Task directions: For every record, give an exact copy that has no pictures in it.
^^^^^^^^^^^^^^^^
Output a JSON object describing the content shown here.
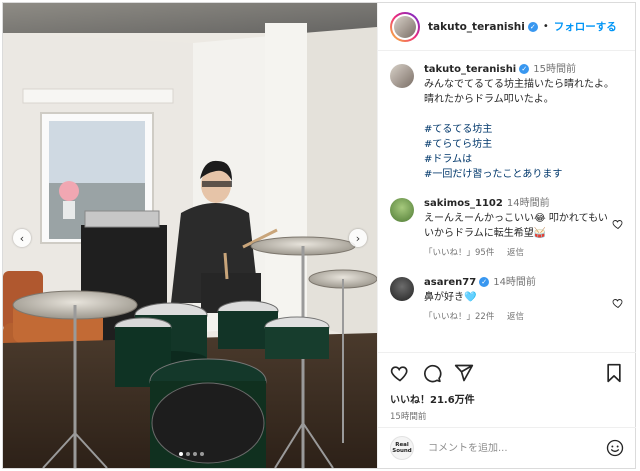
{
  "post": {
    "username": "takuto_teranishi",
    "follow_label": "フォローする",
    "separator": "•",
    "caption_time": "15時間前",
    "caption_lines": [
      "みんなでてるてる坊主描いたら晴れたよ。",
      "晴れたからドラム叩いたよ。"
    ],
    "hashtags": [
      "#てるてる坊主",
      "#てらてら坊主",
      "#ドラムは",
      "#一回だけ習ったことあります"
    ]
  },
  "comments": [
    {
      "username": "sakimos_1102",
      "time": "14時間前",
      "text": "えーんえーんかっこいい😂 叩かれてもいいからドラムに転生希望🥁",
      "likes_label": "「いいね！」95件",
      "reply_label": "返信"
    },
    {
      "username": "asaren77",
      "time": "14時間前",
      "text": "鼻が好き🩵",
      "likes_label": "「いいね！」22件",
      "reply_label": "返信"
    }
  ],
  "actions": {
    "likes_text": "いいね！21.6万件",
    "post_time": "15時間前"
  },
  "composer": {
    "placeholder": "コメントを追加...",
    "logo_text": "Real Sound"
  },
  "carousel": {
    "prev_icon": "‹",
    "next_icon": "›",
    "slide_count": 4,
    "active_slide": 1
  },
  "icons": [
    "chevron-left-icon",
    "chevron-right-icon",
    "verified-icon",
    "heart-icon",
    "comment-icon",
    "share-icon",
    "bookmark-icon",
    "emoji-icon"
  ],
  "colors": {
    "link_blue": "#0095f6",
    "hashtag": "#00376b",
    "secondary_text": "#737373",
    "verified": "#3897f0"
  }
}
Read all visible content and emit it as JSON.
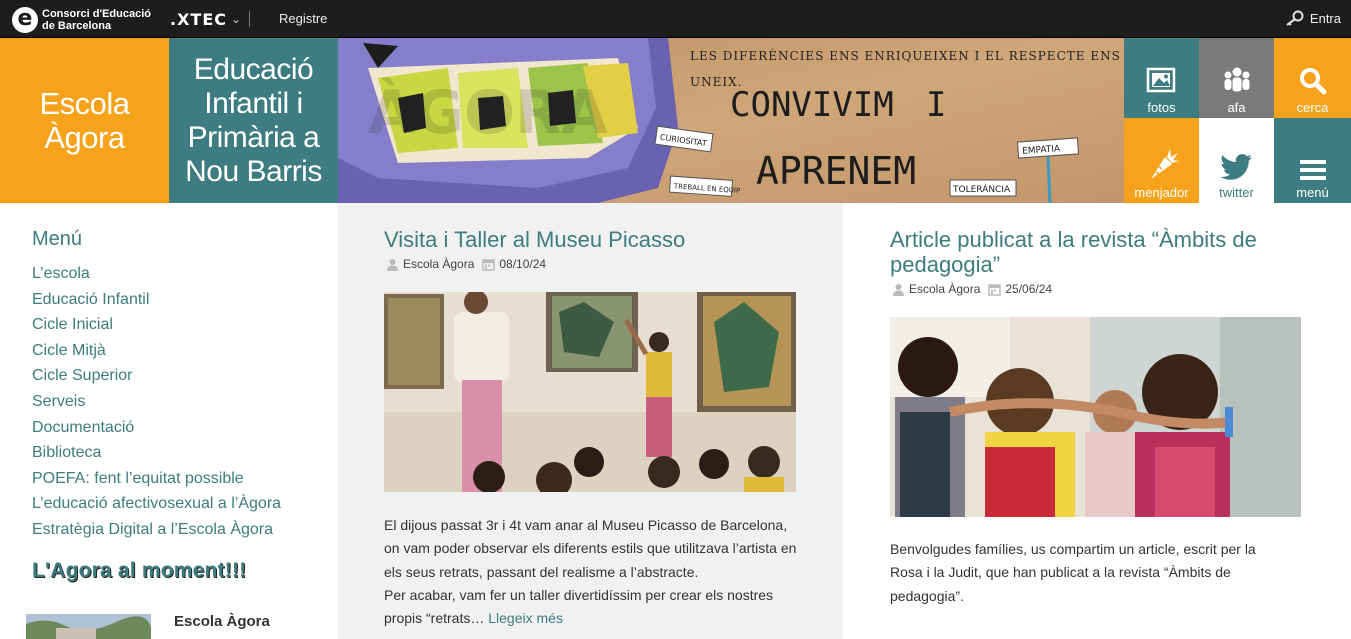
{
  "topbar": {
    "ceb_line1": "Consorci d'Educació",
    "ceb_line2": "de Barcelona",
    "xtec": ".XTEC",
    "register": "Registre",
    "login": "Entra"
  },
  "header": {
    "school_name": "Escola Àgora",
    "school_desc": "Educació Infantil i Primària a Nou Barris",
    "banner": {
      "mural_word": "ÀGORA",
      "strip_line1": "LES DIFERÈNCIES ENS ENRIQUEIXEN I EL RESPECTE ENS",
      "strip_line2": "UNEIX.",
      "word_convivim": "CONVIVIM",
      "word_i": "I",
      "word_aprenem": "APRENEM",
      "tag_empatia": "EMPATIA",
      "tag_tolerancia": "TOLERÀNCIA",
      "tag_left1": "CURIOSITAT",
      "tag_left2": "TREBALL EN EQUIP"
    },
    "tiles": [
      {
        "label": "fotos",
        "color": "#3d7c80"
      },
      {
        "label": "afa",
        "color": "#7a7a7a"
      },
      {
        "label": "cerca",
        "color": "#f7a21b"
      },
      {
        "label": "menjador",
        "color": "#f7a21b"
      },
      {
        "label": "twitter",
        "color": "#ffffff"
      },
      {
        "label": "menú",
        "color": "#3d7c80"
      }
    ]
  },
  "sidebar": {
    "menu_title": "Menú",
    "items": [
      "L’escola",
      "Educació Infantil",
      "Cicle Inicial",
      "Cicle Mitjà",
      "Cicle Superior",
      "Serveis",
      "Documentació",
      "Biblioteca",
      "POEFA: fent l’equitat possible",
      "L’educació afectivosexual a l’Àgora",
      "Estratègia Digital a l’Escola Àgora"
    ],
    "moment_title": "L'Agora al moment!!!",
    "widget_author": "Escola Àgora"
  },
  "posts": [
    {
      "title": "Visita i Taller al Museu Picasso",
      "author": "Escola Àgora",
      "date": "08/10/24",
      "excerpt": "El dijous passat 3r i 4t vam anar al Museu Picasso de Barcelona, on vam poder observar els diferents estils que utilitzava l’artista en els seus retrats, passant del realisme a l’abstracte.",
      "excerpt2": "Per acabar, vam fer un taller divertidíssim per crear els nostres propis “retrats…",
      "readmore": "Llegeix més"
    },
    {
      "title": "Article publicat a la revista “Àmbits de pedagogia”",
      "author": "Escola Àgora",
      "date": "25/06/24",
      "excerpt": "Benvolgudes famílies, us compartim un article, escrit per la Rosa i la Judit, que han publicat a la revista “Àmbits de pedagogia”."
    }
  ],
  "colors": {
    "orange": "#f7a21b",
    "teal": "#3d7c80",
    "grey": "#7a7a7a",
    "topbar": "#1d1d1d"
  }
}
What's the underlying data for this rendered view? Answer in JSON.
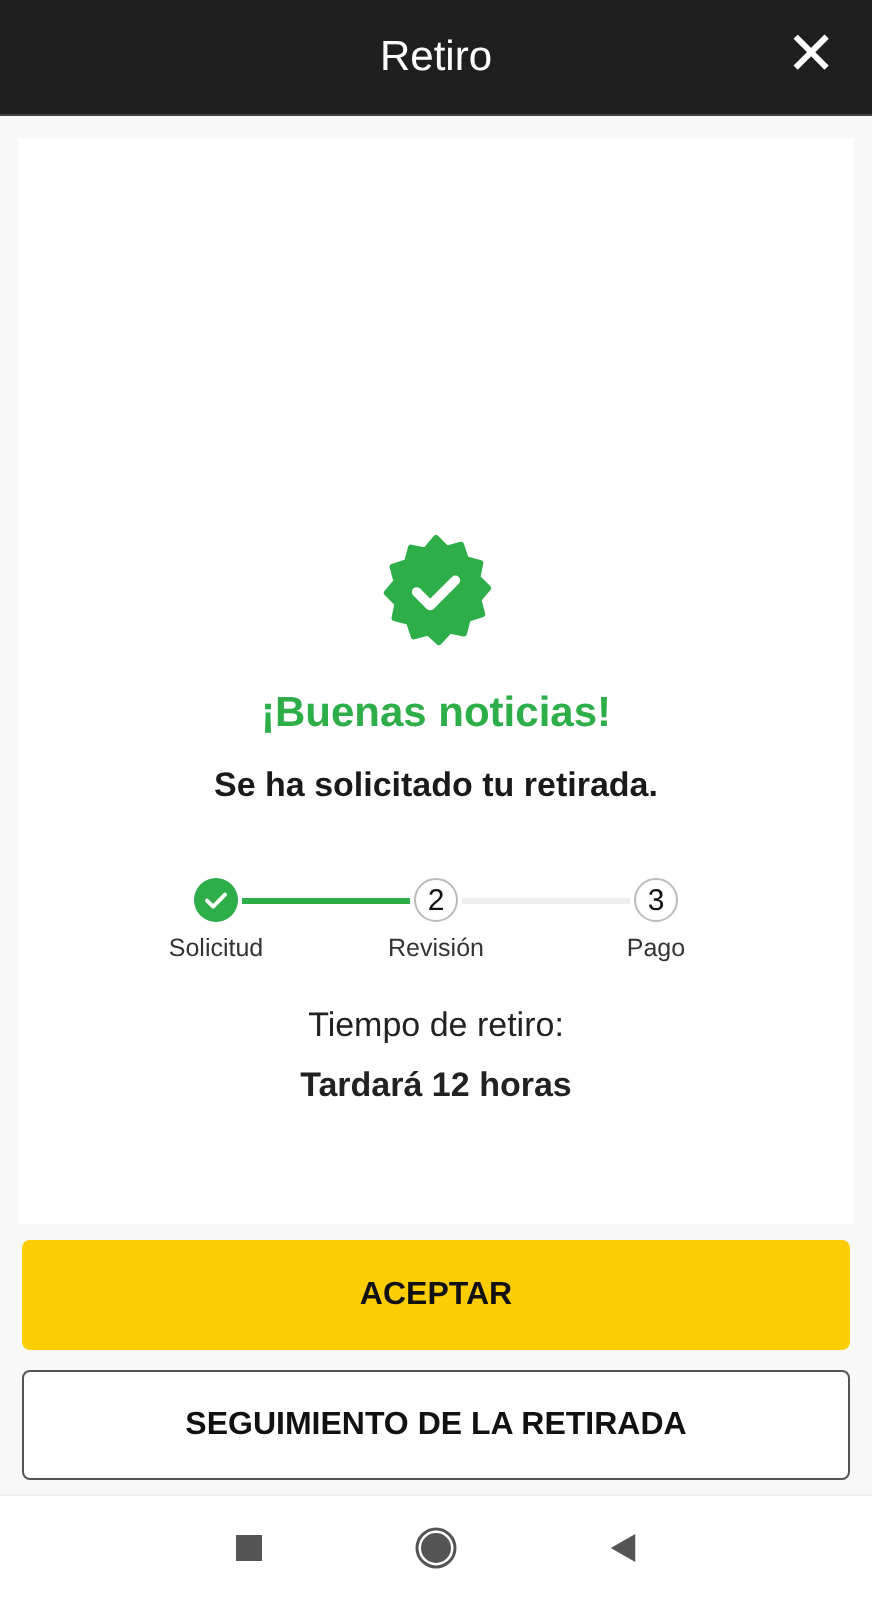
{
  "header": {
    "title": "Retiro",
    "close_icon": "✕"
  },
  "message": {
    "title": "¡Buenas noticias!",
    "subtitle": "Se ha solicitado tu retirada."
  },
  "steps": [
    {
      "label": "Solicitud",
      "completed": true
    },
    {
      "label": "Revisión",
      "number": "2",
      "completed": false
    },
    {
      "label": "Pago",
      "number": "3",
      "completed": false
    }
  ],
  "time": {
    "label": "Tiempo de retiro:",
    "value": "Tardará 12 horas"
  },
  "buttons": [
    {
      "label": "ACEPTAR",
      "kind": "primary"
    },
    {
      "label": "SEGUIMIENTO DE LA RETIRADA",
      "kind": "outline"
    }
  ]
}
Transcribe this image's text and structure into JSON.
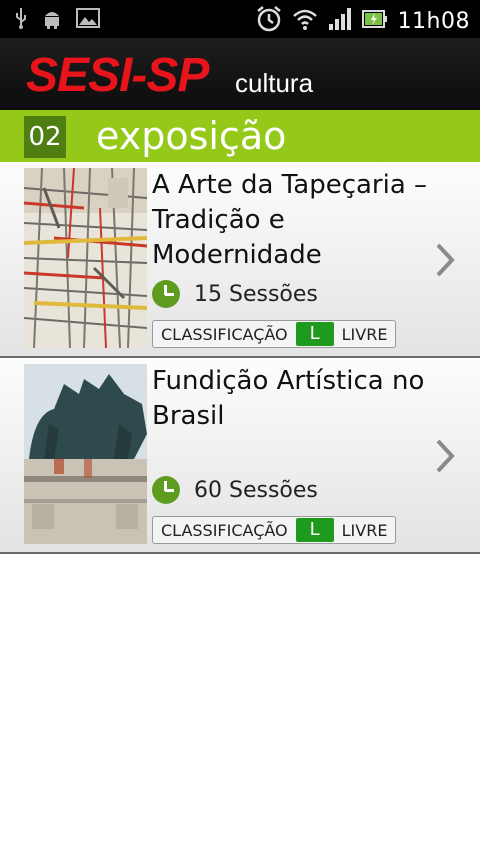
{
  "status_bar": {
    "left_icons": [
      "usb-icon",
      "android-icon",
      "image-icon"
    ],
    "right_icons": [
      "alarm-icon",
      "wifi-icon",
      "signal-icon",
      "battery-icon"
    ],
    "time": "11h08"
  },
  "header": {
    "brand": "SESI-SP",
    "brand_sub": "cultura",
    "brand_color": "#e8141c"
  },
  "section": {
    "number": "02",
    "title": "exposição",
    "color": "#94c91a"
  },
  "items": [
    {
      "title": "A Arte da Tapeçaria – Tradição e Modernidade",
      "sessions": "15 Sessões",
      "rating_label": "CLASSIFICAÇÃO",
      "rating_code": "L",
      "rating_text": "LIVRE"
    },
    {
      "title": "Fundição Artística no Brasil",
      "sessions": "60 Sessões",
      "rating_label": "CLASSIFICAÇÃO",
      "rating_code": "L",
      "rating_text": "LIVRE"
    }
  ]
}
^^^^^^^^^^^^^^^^
Your response:
Output a JSON object describing the content shown here.
{
  "post": {
    "username": "takuto_teranishi",
    "follow_label": "フォローする",
    "separator": "•",
    "caption_time": "15時間前",
    "caption_lines": [
      "みんなでてるてる坊主描いたら晴れたよ。",
      "晴れたからドラム叩いたよ。"
    ],
    "hashtags": [
      "#てるてる坊主",
      "#てらてら坊主",
      "#ドラムは",
      "#一回だけ習ったことあります"
    ]
  },
  "comments": [
    {
      "username": "sakimos_1102",
      "time": "14時間前",
      "text": "えーんえーんかっこいい😂 叩かれてもいいからドラムに転生希望🥁",
      "likes_label": "「いいね！」95件",
      "reply_label": "返信"
    },
    {
      "username": "asaren77",
      "time": "14時間前",
      "text": "鼻が好き🩵",
      "likes_label": "「いいね！」22件",
      "reply_label": "返信"
    }
  ],
  "actions": {
    "likes_text": "いいね！21.6万件",
    "post_time": "15時間前"
  },
  "composer": {
    "placeholder": "コメントを追加...",
    "logo_text": "Real Sound"
  },
  "carousel": {
    "prev_icon": "‹",
    "next_icon": "›",
    "slide_count": 4,
    "active_slide": 1
  },
  "icons": [
    "chevron-left-icon",
    "chevron-right-icon",
    "verified-icon",
    "heart-icon",
    "comment-icon",
    "share-icon",
    "bookmark-icon",
    "emoji-icon"
  ],
  "colors": {
    "link_blue": "#0095f6",
    "hashtag": "#00376b",
    "secondary_text": "#737373",
    "verified": "#3897f0"
  }
}
Read all visible content and emit it as JSON.
{
  "topbar": {
    "ceb_line1": "Consorci d'Educació",
    "ceb_line2": "de Barcelona",
    "xtec": ".XTEC",
    "register": "Registre",
    "login": "Entra"
  },
  "header": {
    "school_name": "Escola Àgora",
    "school_desc": "Educació Infantil i Primària a Nou Barris",
    "banner": {
      "mural_word": "ÀGORA",
      "strip_line1": "LES DIFERÈNCIES ENS ENRIQUEIXEN I EL RESPECTE ENS",
      "strip_line2": "UNEIX.",
      "word_convivim": "CONVIVIM",
      "word_i": "I",
      "word_aprenem": "APRENEM",
      "tag_empatia": "EMPATIA",
      "tag_tolerancia": "TOLERÀNCIA",
      "tag_left1": "CURIOSITAT",
      "tag_left2": "TREBALL EN EQUIP"
    },
    "tiles": [
      {
        "label": "fotos",
        "color": "#3d7c80"
      },
      {
        "label": "afa",
        "color": "#7a7a7a"
      },
      {
        "label": "cerca",
        "color": "#f7a21b"
      },
      {
        "label": "menjador",
        "color": "#f7a21b"
      },
      {
        "label": "twitter",
        "color": "#ffffff"
      },
      {
        "label": "menú",
        "color": "#3d7c80"
      }
    ]
  },
  "sidebar": {
    "menu_title": "Menú",
    "items": [
      "L’escola",
      "Educació Infantil",
      "Cicle Inicial",
      "Cicle Mitjà",
      "Cicle Superior",
      "Serveis",
      "Documentació",
      "Biblioteca",
      "POEFA: fent l’equitat possible",
      "L’educació afectivosexual a l’Àgora",
      "Estratègia Digital a l’Escola Àgora"
    ],
    "moment_title": "L'Agora al moment!!!",
    "widget_author": "Escola Àgora"
  },
  "posts": [
    {
      "title": "Visita i Taller al Museu Picasso",
      "author": "Escola Àgora",
      "date": "08/10/24",
      "excerpt": "El dijous passat 3r i 4t vam anar al Museu Picasso de Barcelona, on vam poder observar els diferents estils que utilitzava l’artista en els seus retrats, passant del realisme a l’abstracte.",
      "excerpt2": "Per acabar, vam fer un taller divertidíssim per crear els nostres propis “retrats…",
      "readmore": "Llegeix més"
    },
    {
      "title": "Article publicat a la revista “Àmbits de pedagogia”",
      "author": "Escola Àgora",
      "date": "25/06/24",
      "excerpt": "Benvolgudes famílies, us compartim un article, escrit per la Rosa i la Judit, que han publicat a la revista “Àmbits de pedagogia”."
    }
  ],
  "colors": {
    "orange": "#f7a21b",
    "teal": "#3d7c80",
    "grey": "#7a7a7a",
    "topbar": "#1d1d1d"
  }
}
What's the underlying data for this rendered view? Answer in JSON.
{
  "header": {
    "title": "Retiro",
    "close_icon": "✕"
  },
  "message": {
    "title": "¡Buenas noticias!",
    "subtitle": "Se ha solicitado tu retirada."
  },
  "steps": [
    {
      "label": "Solicitud",
      "completed": true
    },
    {
      "label": "Revisión",
      "number": "2",
      "completed": false
    },
    {
      "label": "Pago",
      "number": "3",
      "completed": false
    }
  ],
  "time": {
    "label": "Tiempo de retiro:",
    "value": "Tardará 12 horas"
  },
  "buttons": [
    {
      "label": "ACEPTAR",
      "kind": "primary"
    },
    {
      "label": "SEGUIMIENTO DE LA RETIRADA",
      "kind": "outline"
    }
  ]
}
Transcribe this image's text and structure into JSON.
{
  "status_bar": {
    "left_icons": [
      "usb-icon",
      "android-icon",
      "image-icon"
    ],
    "right_icons": [
      "alarm-icon",
      "wifi-icon",
      "signal-icon",
      "battery-icon"
    ],
    "time": "11h08"
  },
  "header": {
    "brand": "SESI-SP",
    "brand_sub": "cultura",
    "brand_color": "#e8141c"
  },
  "section": {
    "number": "02",
    "title": "exposição",
    "color": "#94c91a"
  },
  "items": [
    {
      "title": "A Arte da Tapeçaria – Tradição e Modernidade",
      "sessions": "15 Sessões",
      "rating_label": "CLASSIFICAÇÃO",
      "rating_code": "L",
      "rating_text": "LIVRE"
    },
    {
      "title": "Fundição Artística no Brasil",
      "sessions": "60 Sessões",
      "rating_label": "CLASSIFICAÇÃO",
      "rating_code": "L",
      "rating_text": "LIVRE"
    }
  ]
}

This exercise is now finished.